Central bank ready to shift to a neutral policy stance as full-time payrolls rise most since 1991
Australian employers boosted full-time payrolls last month by the most in more than 22 years, sending the country's currency higher and underscoring the central bank's shift to a neutral policy stance.
The number of people employed full-time rose by 80,500, the biggest increase since August 1991 and the second-largest on record, the statistics bureau said. Overall employment climbed 47,300 as part-time jobs dropped. The jobless rate held at 6 per cent.
Central bank governor Glenn Stevens reduced the benchmark interest rate by 2.25 percentage points since late 2011 to a record-low 2.5 per cent and signalled a period of steady borrowing costs. The job data and a stronger housing market indicate businesses are beginning to invest in an economy that policymakers predict will accelerate.
"Labour demand has started to heal," said Katrina Ell, an economist at Moody's Analytics. "Improved domestic demand, thanks to earlier rate cuts, is picking up the slack from mining."
The Australian dollar rose to 90.61 US cents in Sydney from 90.16 US cents before the data was released yesterday. Australia's participation rate, a measure of the labour force in proportion to the population, gained to 64.8 per cent in February from a revised 64.6 per cent a month earlier, it showed.
Queensland led the employment gain with 30,700 jobs created last month, while New South Wales added 13,900 workers.
The Reserve Bank of Australia last month raised its inflation and growth forecasts, reflecting the lower currency. Cheap mortgages have driven up home prices and spurred a pickup in construction approvals.

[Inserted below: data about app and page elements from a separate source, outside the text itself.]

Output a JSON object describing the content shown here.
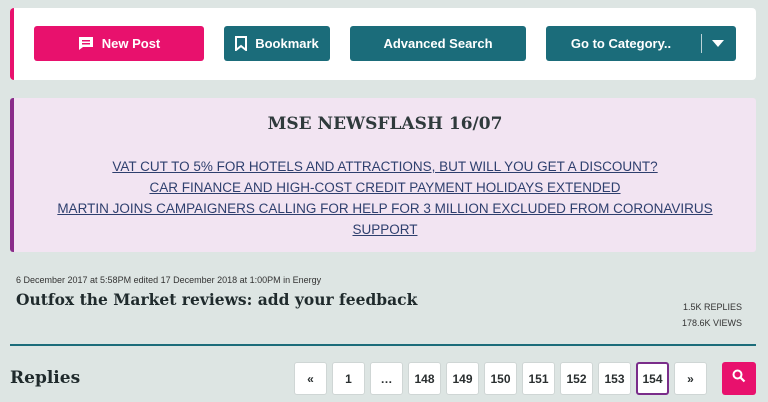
{
  "toolbar": {
    "new_post": "New Post",
    "bookmark": "Bookmark",
    "advanced_search": "Advanced Search",
    "go_to_category": "Go to Category.."
  },
  "newsflash": {
    "title": "MSE NEWSFLASH 16/07",
    "links": [
      "VAT CUT TO 5% FOR HOTELS AND ATTRACTIONS, BUT WILL YOU GET A DISCOUNT?",
      "CAR FINANCE AND HIGH-COST CREDIT PAYMENT HOLIDAYS EXTENDED",
      "MARTIN JOINS CAMPAIGNERS CALLING FOR HELP FOR 3 MILLION EXCLUDED FROM CORONAVIRUS SUPPORT"
    ]
  },
  "thread": {
    "meta": "6 December 2017 at 5:58PM edited 17 December 2018 at 1:00PM in Energy",
    "title": "Outfox the Market reviews: add your feedback",
    "replies": "1.5K REPLIES",
    "views": "178.6K VIEWS"
  },
  "replies_section": {
    "label": "Replies",
    "pages": [
      "«",
      "1",
      "…",
      "148",
      "149",
      "150",
      "151",
      "152",
      "153",
      "154",
      "»"
    ],
    "current_page": "154"
  },
  "colors": {
    "accent": "#e8116d",
    "teal": "#1b6c7a",
    "purple": "#8a2b8a"
  }
}
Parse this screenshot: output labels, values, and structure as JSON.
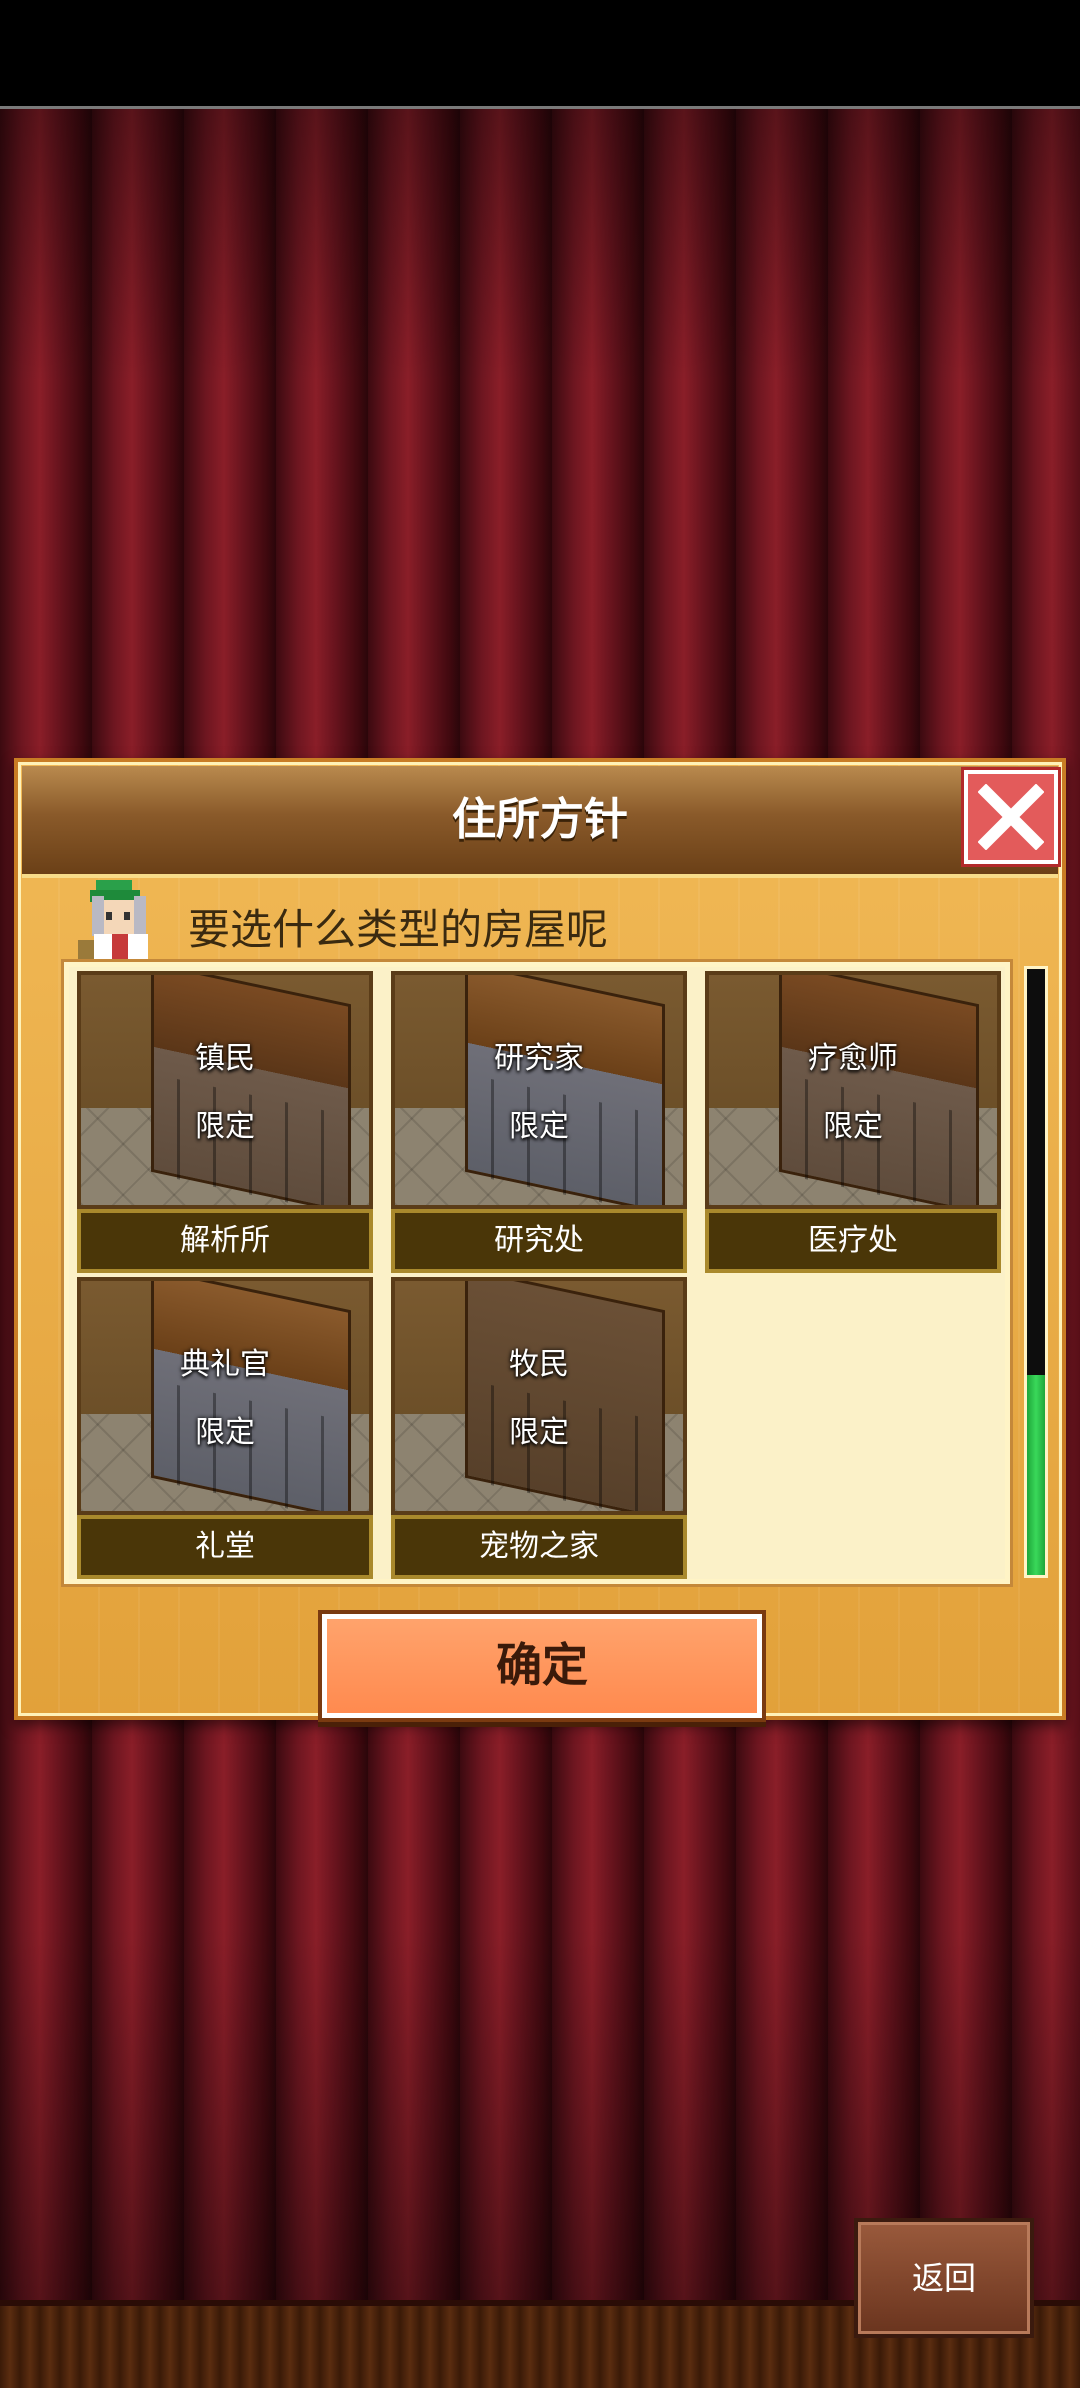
{
  "dialog": {
    "title": "住所方针",
    "prompt": "要选什么类型的房屋呢",
    "confirm_label": "确定"
  },
  "tiles": [
    {
      "role": "镇民",
      "limited": "限定",
      "label": "解析所"
    },
    {
      "role": "研究家",
      "limited": "限定",
      "label": "研究处"
    },
    {
      "role": "疗愈师",
      "limited": "限定",
      "label": "医疗处"
    },
    {
      "role": "典礼官",
      "limited": "限定",
      "label": "礼堂"
    },
    {
      "role": "牧民",
      "limited": "限定",
      "label": "宠物之家"
    }
  ],
  "scroll": {
    "position_fraction": 0.33
  },
  "footer": {
    "back_label": "返回"
  },
  "colors": {
    "accent_orange": "#ff8a4f",
    "header_brown": "#8a5a2a",
    "close_red": "#e35b5b",
    "scroll_green": "#3ad85a"
  },
  "icons": [
    "close-icon",
    "advisor-avatar-icon"
  ]
}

"Some forward indicators have stabilised and then improved a little of late, which is promising," Stevens said. "But even with this, and with a slightly better growth outlook, the labour market will probably remain soft for a while yet, given that it lags changes in activity."
The central bank's record-low benchmark rate helped drive a 14.1 per cent gain in Sydney home prices in the 12 months to February. Approvals to build new homes grew 6.8 per cent in January from a month earlier, government figures showed.
Coles supermarkets will create 4,300 jobs in Australia this financial year as part of an investment of more than A$300 million (HK$2.1 billion) in the country, the company said.
Woolworths, Australia's largest retailer, is also building up its new Masters hardware chain with Lowe's.